Ketamine has been emerging as a potential treatment option for several years, and the Food and Drug Administration (FDA) approved a nasal spray derived from ketamine called esketamine for people with treatment-resistant depression in 2019. However, the FDA still hasn’t approved other ways of using ketamine to treat depression, such as IV infusion, shots in the arm, or lozenges. Some treatments using the medication are considered “off-label” and are npt covered by health insurance.
“While it’s wonderful to have new drugs, we remain reliant on serendipitous observation,” Steven Hyman, a psychiatrist at the Broad Institute, which partners in depression research with MIT and Harvard, told Popular Science in 2019. “We will have really turned a corner when we understand the mechanisms.”

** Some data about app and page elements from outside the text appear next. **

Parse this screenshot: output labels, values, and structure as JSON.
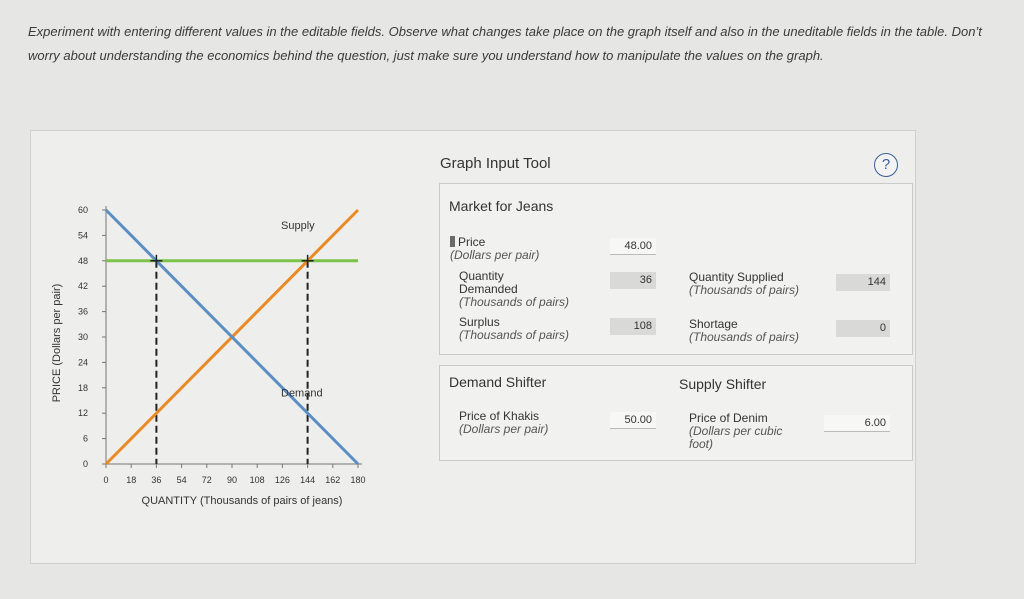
{
  "instructions": "Experiment with entering different values in the editable fields. Observe what changes take place on the graph itself and also in the uneditable fields in the table. Don’t worry about understanding the economics behind the question, just make sure you understand how to manipulate the values on the graph.",
  "tool": {
    "title": "Graph Input Tool",
    "help_label": "?"
  },
  "market": {
    "title": "Market for Jeans",
    "price_label": "Price",
    "price_unit": "(Dollars per pair)",
    "price_value": "48.00",
    "qd_label_1": "Quantity",
    "qd_label_2": "Demanded",
    "qd_unit": "(Thousands of pairs)",
    "qd_value": "36",
    "qs_label": "Quantity Supplied",
    "qs_unit": "(Thousands of pairs)",
    "qs_value": "144",
    "surplus_label": "Surplus",
    "surplus_unit": "(Thousands of pairs)",
    "surplus_value": "108",
    "shortage_label": "Shortage",
    "shortage_unit": "(Thousands of pairs)",
    "shortage_value": "0"
  },
  "demand_shifter": {
    "title": "Demand Shifter",
    "label": "Price of Khakis",
    "unit": "(Dollars per pair)",
    "value": "50.00"
  },
  "supply_shifter": {
    "title": "Supply Shifter",
    "label": "Price of Denim",
    "unit_1": "(Dollars per cubic",
    "unit_2": "foot)",
    "value": "6.00"
  },
  "colors": {
    "demand": "#5b8fc4",
    "supply": "#ea8a25",
    "price": "#7dc24a",
    "help": "#3b5f9a"
  },
  "chart_data": {
    "type": "line",
    "xlabel": "QUANTITY (Thousands of pairs of jeans)",
    "ylabel": "PRICE (Dollars per pair)",
    "xlim": [
      0,
      180
    ],
    "ylim": [
      0,
      60
    ],
    "xticks": [
      0,
      18,
      36,
      54,
      72,
      90,
      108,
      126,
      144,
      162,
      180
    ],
    "yticks": [
      0,
      6,
      12,
      18,
      24,
      30,
      36,
      42,
      48,
      54,
      60
    ],
    "series": [
      {
        "name": "Supply",
        "x": [
          0,
          180
        ],
        "y": [
          0,
          60
        ]
      },
      {
        "name": "Demand",
        "x": [
          0,
          180
        ],
        "y": [
          60,
          0
        ]
      }
    ],
    "price_line": 48,
    "quantity_demanded": 36,
    "quantity_supplied": 144
  }
}
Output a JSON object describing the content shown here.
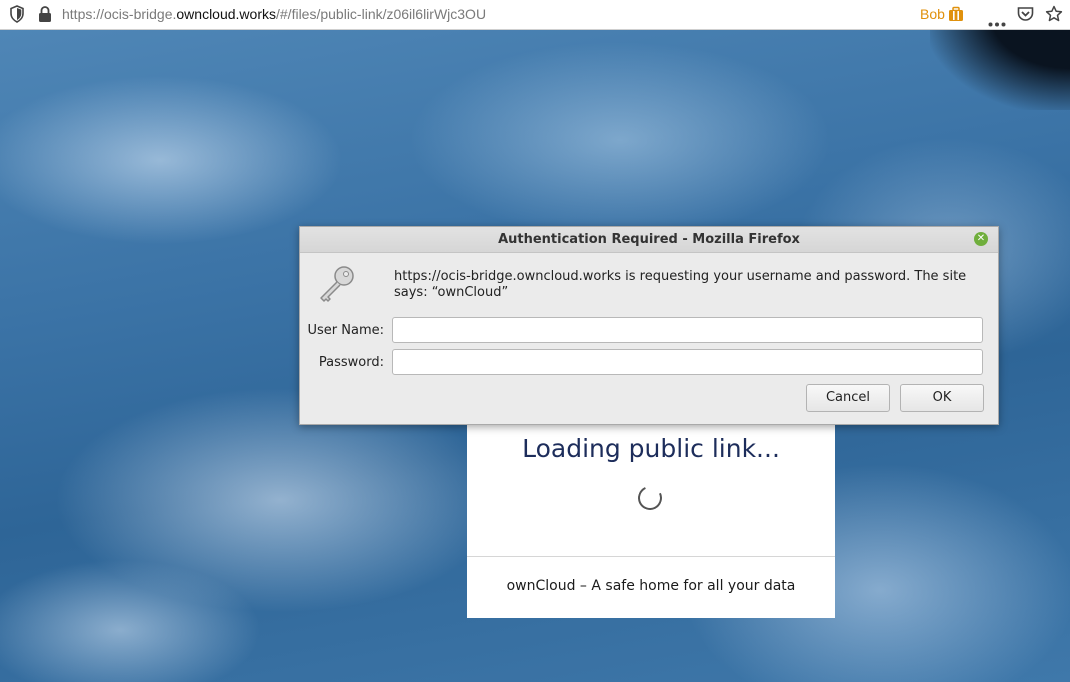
{
  "browser": {
    "url_prefix": "https://ocis-bridge.",
    "url_domain": "owncloud.works",
    "url_suffix": "/#/files/public-link/z06il6lirWjc3OU",
    "user_label": "Bob",
    "icons": [
      "shield-icon",
      "lock-icon",
      "briefcase-icon",
      "more-icon",
      "pocket-icon",
      "bookmark-star-icon"
    ]
  },
  "page": {
    "loading_title": "Loading public link...",
    "footer": "ownCloud – A safe home for all your data"
  },
  "dialog": {
    "title": "Authentication Required - Mozilla Firefox",
    "message": "https://ocis-bridge.owncloud.works is requesting your username and password. The site says: “ownCloud”",
    "username_label": "User Name:",
    "username_value": "",
    "password_label": "Password:",
    "password_value": "",
    "cancel_label": "Cancel",
    "ok_label": "OK"
  },
  "colors": {
    "accent_user": "#e0910d",
    "title_text": "#1d2d5b",
    "close_green": "#6fae3c"
  }
}
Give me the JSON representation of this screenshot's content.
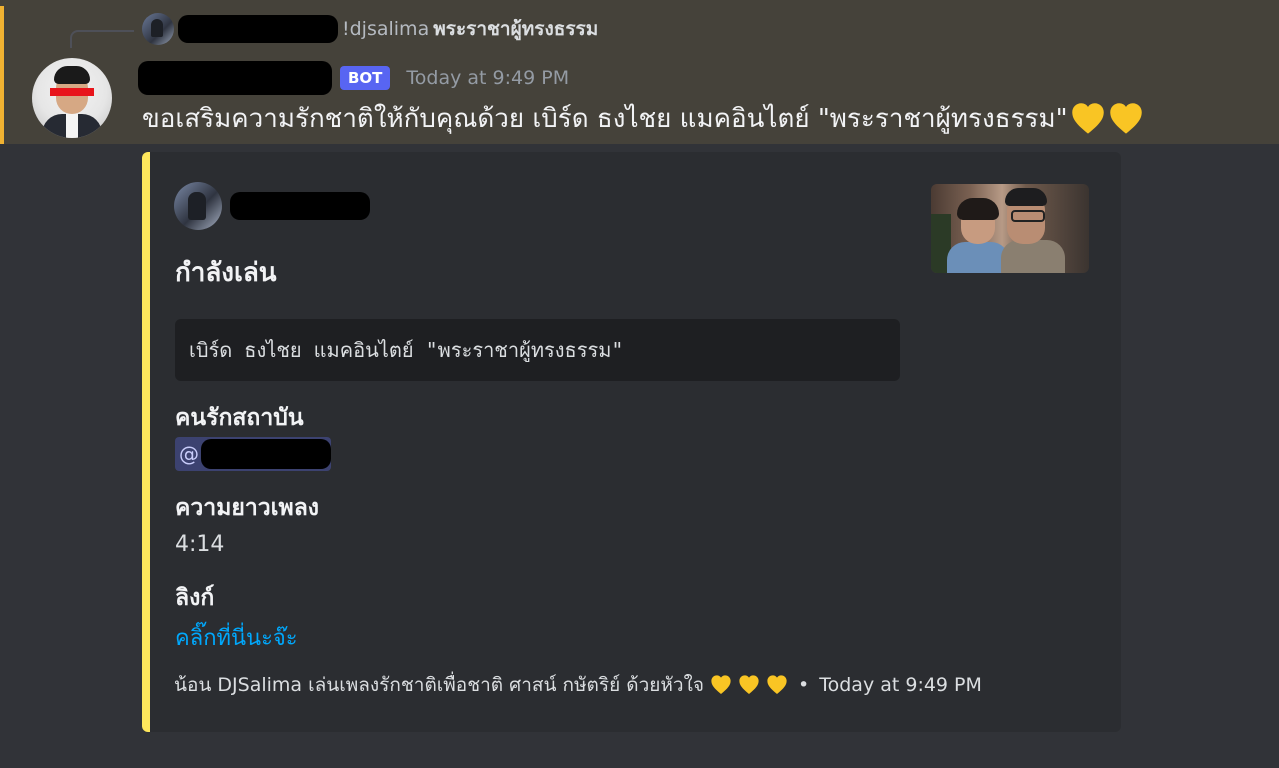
{
  "reply": {
    "username_redacted": "",
    "content_prefix": "!djsalima ",
    "content_title": "พระราชาผู้ทรงธรรม"
  },
  "message": {
    "username_redacted": "",
    "bot_tag": "BOT",
    "timestamp": "Today at 9:49 PM",
    "content": "ขอเสริมความรักชาติให้กับคุณด้วย เบิร์ด ธงไชย แมคอินไตย์ \"พระราชาผู้ทรงธรรม\"",
    "reaction_icons": [
      "yellow-heart-icon",
      "yellow-heart-icon"
    ]
  },
  "embed": {
    "accent_color": "#fee75c",
    "author_redacted": "",
    "title": "กำลังเล่น",
    "code_text": "เบิร์ด ธงไชย แมคอินไตย์ \"พระราชาผู้ทรงธรรม\"",
    "fields": [
      {
        "name": "คนรักสถาบัน",
        "value": "@"
      },
      {
        "name": "ความยาวเพลง",
        "value": "4:14"
      },
      {
        "name": "ลิงก์",
        "value": "คลิ๊กที่นี่นะจ๊ะ"
      }
    ],
    "footer": {
      "text": "น้อน DJSalima เล่นเพลงรักชาติเพื่อชาติ ศาสน์ กษัตริย์ ด้วยหัวใจ",
      "separator": "•",
      "timestamp": "Today at 9:49 PM"
    }
  },
  "colors": {
    "background": "#313338",
    "highlight": "#45423a",
    "highlight_bar": "#f0b232",
    "bot_tag": "#5865f2",
    "link": "#00a8fc",
    "heart": "#f9c524"
  }
}
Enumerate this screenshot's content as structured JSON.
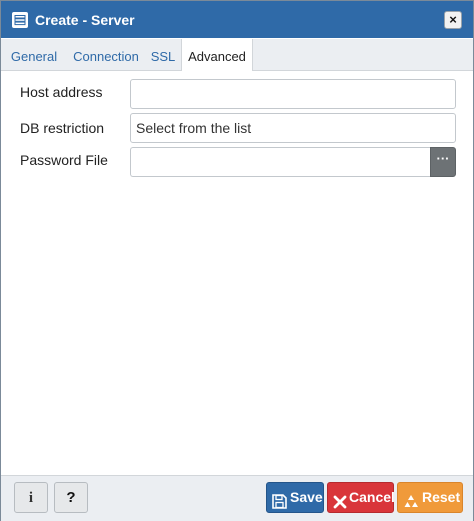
{
  "dialog": {
    "title": "Create - Server",
    "close_label": "×"
  },
  "tabs": [
    {
      "label": "General",
      "active": false
    },
    {
      "label": "Connection",
      "active": false
    },
    {
      "label": "SSL",
      "active": false
    },
    {
      "label": "Advanced",
      "active": true
    }
  ],
  "form": {
    "host_address": {
      "label": "Host address",
      "value": ""
    },
    "db_restriction": {
      "label": "DB restriction",
      "placeholder": "Select from the list"
    },
    "password_file": {
      "label": "Password File",
      "value": "",
      "browse_label": "···"
    }
  },
  "footer": {
    "info_label": "i",
    "help_label": "?",
    "save_label": "Save",
    "cancel_label": "Cancel",
    "reset_label": "Reset"
  },
  "colors": {
    "titlebar": "#2f6aa8",
    "save": "#2f6aa8",
    "cancel": "#d9353a",
    "reset": "#f09a3a"
  },
  "icons": {
    "title": "server-icon",
    "save": "floppy-disk-icon",
    "cancel": "x-icon",
    "reset": "recycle-icon",
    "info": "info-icon",
    "help": "question-icon"
  }
}
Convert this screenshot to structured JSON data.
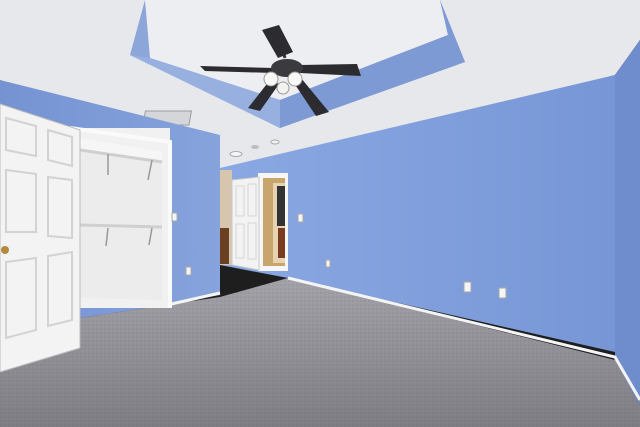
{
  "image": {
    "kind": "photograph",
    "subject": "empty-bedroom-interior",
    "elements": [
      "tray-ceiling",
      "ceiling-fan",
      "walk-in-closet",
      "interior-door",
      "hallway-door",
      "carpet-floor",
      "outlets",
      "ceiling-vent"
    ]
  },
  "colors": {
    "wall": "#7f9fdc",
    "wall_shadow": "#6a88c8",
    "ceiling": "#e9ebef",
    "tray": "#8aa4d9",
    "carpet": "#8a8a90",
    "trim": "#f4f4f4",
    "door": "#f3f3f3",
    "fan_blade": "#2b2b30"
  }
}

For this study, the researchers looked at data on 424 people with treatment-resistant depression (when symptoms of depression do not go away with traditional anti-depressants). The patients were treated between November 2017 and May 2021 at three ketamine infusion clinics in Virginia. These unregulated clinics specialize in treating suicidal ideation, depression, or anxiety. The patients filled out physical and mental health surveys during visits, and were given six ketamine infusions within 21 days.
The researchers say that half of the participants responded to the treatment within six weeks of beginning infusions and 20 percent had depressive symptoms in remission. After 10 infusions, response rates were 72 percent and remission rates were 38 percent. The team also saw a 30 percent reduction in anxiety symptoms over the course of the treatment and half of the patients who experienced suicidal ideation were in remission after six weeks.
This new study adds to a growing body of research into the its use in treating these types of illnesses. However, there are still no direct directives on how the drug should be used and private ketamine infusion clinics remain highly unregulated. Reporting from Bloomberg last year highlighted the growing market for psychedelic drug therapy “schools” charging large sums with little to no regulation.
Gerard Sanacora, a psychiatry professor at the Yale School of Medicine (who did not conduct the study) told CNN that the paper, “gives some more real-world data, which is incredibly important” because it helps show its potential to work in a more general population. He also explained that this study leaves some “critical gaps, including data on adverse effects and direct comparisons to other options, that make it difficult to conclude how it should be used.”
Additionally, one of the main limitations of this particular research is that that it was not conducted as a blind study with a control group. It relied on patient-reported surveys and didn’t take into consideration those who declined to have ketamine infusions. The team also acknowledge that they didn’t systematically assess adverse events or side effects of the treatment.
“It’s an epidemic, and it’s been going on forever,” said Patrick Oliver, the study’s lead researcher, the medical director of MindPeace Clinics, and a former emergency room physician, in an interview with The Washington Post. “And we’ve found a medication that literally costs pennies to make and is fixing these patients.” Oliver claimed that ketamine therapy could potentially become a mainstream solution to depression and potentially other mental disorders that have long been undertreated.
According to data from the National Center on Health Statistics, nearly 46,000 Americans died from suicides in the United States in 2020 and it is the second leading cause of death for Americans age 10-34 as of 2020.